  • refractory;
  • cost-effective;
  • technical;
  • economic;
  • regulatory

Summary

Researchers at the U.S. Bureau of Mines Tuscaloosa Research Center were among the first to conduct research aimed at evaluating the potential for recycling spent refractory materials. Changing conditions within industry have prompted a reexamination of past work and an examination of current recycling practice to help identify possible directions for future recycling research. The need to address that the technical and organizational issues associated with disposal/recycling spent refractory materials are increasing and require input from all segments of the industry to develop the least disruptive and most cost-effective solutions. Current technical, economic, and regulatory conditions suggest the most effective recycling program will require ongoing cooperative efforts on the part of industry, acade-mia, and government to establish a comprehensive, cost-effective recycling program.

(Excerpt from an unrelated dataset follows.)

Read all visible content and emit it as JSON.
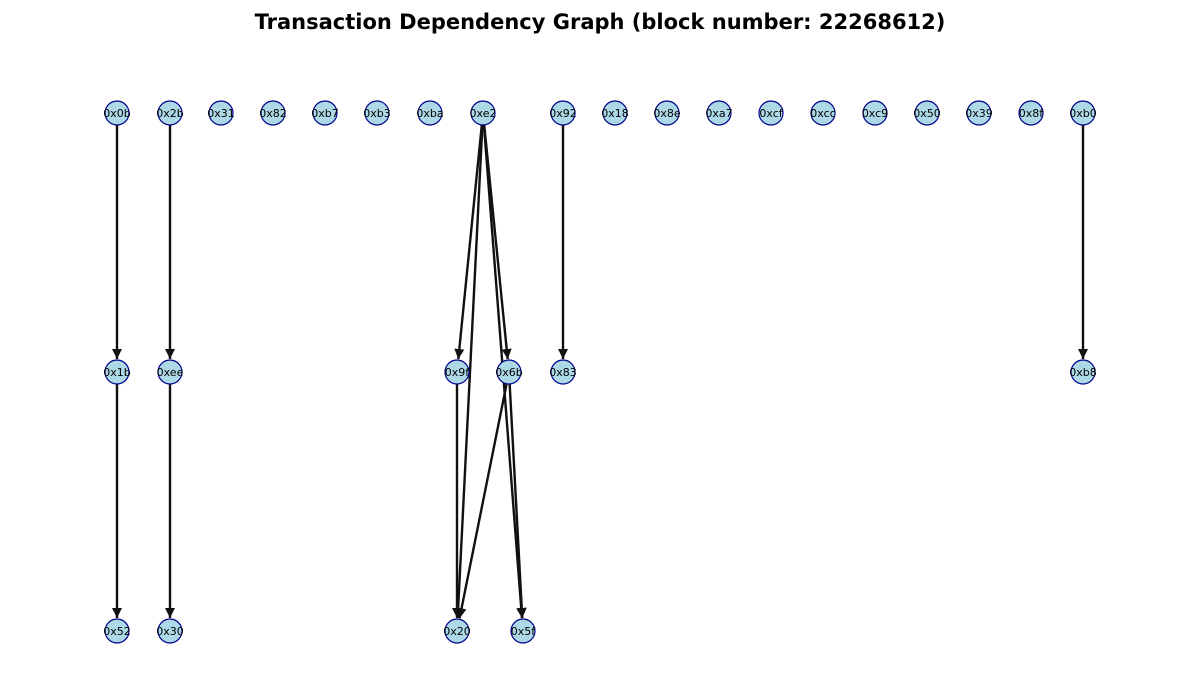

Past Bureau of Mines recycling research and an outline of a proposed refractory recycling program based on current economic and regulatory considerations will be presented.